The battle to reopen South Africa’s borders to regional and international travellers has been won by the battered tourism and hospitality industry.
President Cyril Ramaphosa announced on Wednesday night that international business, leisure and other forms of travel will be permitted as of October 1, but under strict conditions.
International travel in and out of the country has effectively been banned since late March due to the global Covid-19 pandemic. Ramaphosa’s much anticipated announcement has been widely welcomed by the tourism industry and business bodies.
“We have fought hard to get this and are over the moon because it represents a major step in the road to recovery of the tourism sector, which has been the worst affected industry from the Covid-19 economic fallout,” Tshifhiwa Tshivhengwa, CEO of the Tourism Business Council of South Africa (TBCSA) told Moneyweb.
“What this means is that South Africa’s 2020/21 international tourist summer season may just have been saved. As an industry we campaigned for the international travel ban to be lifted from September 1 due to the sharp decline in Covid-19 infections,” he said.
“It (the decision) has come a month later, but thankfully we still have time to try to save what’s left of 2020 and importantly the summer season running into February next year…. We are not going to suddenly see an influx of foreign tourists, but the announcement means that those wanting to travel have time to book to still make it for the summer,” added Tshivhengwa.
“We believe international, regional and domestic tourists can travel safely in South Africa, with the industry and country having the right health protocols in place…. What we need to do now is to get the message out that South Africa is travel ready – we are open for international tourists and business from October,” he stressed.
Graham Wood, group COO for hospitality at Sun International, said the move to gradually “open up” international travel is “a good sign and a step in the right direction”. However, he was cautious on how much demand there will be.
“Despite the president’s announcement, there are still just too many variables…. Travel to South Africa is also dependent on what happens in our key tourist source markets in terms of their Covid-19 travel rules and restrictions. South Africa may be seen as high risk,” he noted.

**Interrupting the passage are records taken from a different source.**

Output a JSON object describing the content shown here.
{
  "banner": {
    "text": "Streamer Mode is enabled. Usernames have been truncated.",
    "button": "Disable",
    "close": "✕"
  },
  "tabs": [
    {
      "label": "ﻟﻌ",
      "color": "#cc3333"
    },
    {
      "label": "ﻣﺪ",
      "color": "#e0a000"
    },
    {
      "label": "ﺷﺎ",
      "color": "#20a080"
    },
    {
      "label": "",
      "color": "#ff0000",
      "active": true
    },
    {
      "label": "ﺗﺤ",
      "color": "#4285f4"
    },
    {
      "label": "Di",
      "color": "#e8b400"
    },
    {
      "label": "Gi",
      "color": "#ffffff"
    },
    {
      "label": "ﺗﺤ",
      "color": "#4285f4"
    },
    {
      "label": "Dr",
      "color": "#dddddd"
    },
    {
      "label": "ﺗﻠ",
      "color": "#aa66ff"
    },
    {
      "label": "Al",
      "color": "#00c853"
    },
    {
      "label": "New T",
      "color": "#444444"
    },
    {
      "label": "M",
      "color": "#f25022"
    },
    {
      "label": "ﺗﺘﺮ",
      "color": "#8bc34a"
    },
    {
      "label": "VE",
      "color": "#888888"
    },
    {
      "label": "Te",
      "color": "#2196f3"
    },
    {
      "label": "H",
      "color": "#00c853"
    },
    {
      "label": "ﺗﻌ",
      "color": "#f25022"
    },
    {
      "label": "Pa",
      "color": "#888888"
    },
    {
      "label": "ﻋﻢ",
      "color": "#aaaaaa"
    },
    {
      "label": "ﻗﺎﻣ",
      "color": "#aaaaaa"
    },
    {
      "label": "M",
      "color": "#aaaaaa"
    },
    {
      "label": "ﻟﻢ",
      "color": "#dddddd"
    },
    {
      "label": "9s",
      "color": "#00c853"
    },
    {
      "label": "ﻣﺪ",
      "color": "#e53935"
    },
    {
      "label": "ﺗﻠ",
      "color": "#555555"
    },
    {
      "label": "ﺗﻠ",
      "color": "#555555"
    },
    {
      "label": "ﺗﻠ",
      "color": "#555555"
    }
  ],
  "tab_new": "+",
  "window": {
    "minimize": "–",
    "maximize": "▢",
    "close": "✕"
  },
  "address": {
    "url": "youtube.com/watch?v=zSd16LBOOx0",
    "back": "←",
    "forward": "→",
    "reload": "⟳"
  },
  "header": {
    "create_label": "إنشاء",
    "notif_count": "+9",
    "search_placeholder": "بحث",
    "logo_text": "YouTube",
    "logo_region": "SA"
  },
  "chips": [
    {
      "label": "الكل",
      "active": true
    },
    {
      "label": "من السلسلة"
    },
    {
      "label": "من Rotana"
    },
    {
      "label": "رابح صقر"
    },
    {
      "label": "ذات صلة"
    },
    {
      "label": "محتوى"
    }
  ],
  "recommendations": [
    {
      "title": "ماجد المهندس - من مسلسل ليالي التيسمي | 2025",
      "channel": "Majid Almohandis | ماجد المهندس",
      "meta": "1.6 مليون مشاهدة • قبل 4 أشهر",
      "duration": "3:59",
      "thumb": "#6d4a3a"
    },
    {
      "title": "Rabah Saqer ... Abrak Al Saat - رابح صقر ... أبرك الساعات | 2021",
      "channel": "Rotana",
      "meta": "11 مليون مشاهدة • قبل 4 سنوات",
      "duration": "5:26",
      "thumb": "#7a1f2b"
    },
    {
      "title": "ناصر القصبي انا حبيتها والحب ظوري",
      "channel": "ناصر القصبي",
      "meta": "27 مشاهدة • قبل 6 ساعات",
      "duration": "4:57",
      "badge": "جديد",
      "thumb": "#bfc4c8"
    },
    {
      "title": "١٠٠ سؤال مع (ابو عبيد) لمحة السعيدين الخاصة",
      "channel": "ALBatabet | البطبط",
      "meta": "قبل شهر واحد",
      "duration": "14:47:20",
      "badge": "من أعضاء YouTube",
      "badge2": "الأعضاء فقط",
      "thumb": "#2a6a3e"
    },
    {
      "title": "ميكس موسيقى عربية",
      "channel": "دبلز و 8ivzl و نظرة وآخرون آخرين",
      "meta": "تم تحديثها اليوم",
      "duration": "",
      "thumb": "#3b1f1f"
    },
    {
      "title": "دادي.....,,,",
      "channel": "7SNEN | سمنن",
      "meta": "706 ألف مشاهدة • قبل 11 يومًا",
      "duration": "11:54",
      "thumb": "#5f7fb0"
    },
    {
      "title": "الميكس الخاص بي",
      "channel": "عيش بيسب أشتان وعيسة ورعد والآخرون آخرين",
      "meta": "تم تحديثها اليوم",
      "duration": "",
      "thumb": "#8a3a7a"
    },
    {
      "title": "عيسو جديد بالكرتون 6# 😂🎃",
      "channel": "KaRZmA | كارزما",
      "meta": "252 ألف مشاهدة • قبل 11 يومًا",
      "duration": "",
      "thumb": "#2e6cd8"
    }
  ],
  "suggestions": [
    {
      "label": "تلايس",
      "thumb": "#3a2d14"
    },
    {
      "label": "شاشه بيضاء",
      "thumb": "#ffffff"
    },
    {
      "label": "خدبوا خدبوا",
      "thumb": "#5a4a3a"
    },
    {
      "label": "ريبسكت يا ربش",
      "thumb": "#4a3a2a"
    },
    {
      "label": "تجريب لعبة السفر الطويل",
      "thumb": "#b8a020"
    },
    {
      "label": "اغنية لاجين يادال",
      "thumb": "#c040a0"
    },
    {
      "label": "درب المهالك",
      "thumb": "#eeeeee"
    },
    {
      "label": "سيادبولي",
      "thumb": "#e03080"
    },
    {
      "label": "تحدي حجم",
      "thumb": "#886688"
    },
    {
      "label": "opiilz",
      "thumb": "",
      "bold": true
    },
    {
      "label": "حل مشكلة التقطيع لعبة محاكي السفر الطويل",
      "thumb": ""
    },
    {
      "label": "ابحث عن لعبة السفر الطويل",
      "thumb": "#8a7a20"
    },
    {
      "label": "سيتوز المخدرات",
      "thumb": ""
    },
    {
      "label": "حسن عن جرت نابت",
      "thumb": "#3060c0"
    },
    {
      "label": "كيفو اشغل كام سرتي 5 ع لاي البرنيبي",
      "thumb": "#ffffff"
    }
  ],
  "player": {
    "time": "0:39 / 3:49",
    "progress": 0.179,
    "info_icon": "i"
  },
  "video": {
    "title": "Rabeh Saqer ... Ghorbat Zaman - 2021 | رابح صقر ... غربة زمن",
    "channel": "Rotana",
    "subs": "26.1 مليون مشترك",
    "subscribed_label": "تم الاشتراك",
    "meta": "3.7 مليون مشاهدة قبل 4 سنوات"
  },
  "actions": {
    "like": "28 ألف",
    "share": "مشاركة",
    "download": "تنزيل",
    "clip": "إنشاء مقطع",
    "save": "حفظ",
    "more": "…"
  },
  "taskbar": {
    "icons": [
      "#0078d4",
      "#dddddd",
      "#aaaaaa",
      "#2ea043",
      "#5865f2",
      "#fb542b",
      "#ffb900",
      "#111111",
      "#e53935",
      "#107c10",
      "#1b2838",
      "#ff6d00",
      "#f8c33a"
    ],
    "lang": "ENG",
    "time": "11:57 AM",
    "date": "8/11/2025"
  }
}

“Nevertheless, the move is a positive one…. We hope now that the peak international tourist season in February, especially in Cape Town, can be saved. Sun International now plans to reopen our Table Bay Hotel from November 1, while The Maslow Hotel in Sandton will reopen from October,” Wood added.
He also welcomed Ramaphosa’s announcement that the curfew would move to midnight as of next Monday, as well as the increase in the number of people allowed at gatherings.
“This is very good news, especially for our casinos and other hospitality offerings that will benefit from more time to trade…. The announcement around gatherings [250 people allowed for indoor events and 500 for outdoor events] means that we can also start some of our conferencing business again,” said Wood.
Marcel Von Aulock, CEO of Tsogo Sun Hotels remarked: “We are really relieved that the government has taken the decision to open up more of the economy, especially international travel and larger allowances for events and conferences.”
However, he echoed his previous comments to Moneyweb that it will take years for the tourism and hospitality industry to recover from the Covid-19 crunch.
“It will be some time before we see how demand builds but the sooner we start the sooner we can get to more reasonable levels of trading and lifting the regulations is the most important first step,” he said.
Bart Dorrestein, hotel magnate and founder of the Legacy Group, said lifting the international travel ban is great news. However, he also warned that “it will take a few months” before hotel bookings by international tourists to South Africa pick up.
Legacy’s landmark properties include the Michelangelo Hotel and the new 55-storey Leonardo tower in Sandton. In Cape Town it operates the Commodore and Portswood hotels in the V&A Waterfront.
“My gut feel is that we will see a big improvement in international bookings in Cape Town from mid-December… Traditionally between 50% to 60% of the Legacy group’s guests are foreign leisure or business tourists, so our hotels are still operating at limited capacity,” he said.
“We are not going to see boom times anytime soon, but the president’s announcement around international travel sends the right message and will hopefully see SA benefit from opening up ahead of other countries,” added Dorrestein.
On Thursday most JSE-listed hospitality groups saw share price rises, following Ramaphosa’s announcement on the lifting of South Africa’s international bans the night before.
Sun International surged almost 9%, while both City Lodge Hotel Group and Tsogo Sun Hotels were up over 5%. Liberty Two Degrees (L2D), the property fund that jointly owns Sandton City shopping centre, Sandton Convention Centre and three hotels in the Sandton Central precinct, gained almost 4.5%.
“We are happy about the move to Level 1 which will see more industries reopen, providing great support to the economy as well as our precincts, our Sandton hotels, retail assets and restaurants in our portfolio,” L2D’s CEO Amelia Beattie told Moneyweb.
She acknowledged the challenging period presented by the pandemic, however, she said that the focus would now move to towards rebuilding the country and taking advantage of opportunities around the reopened economy.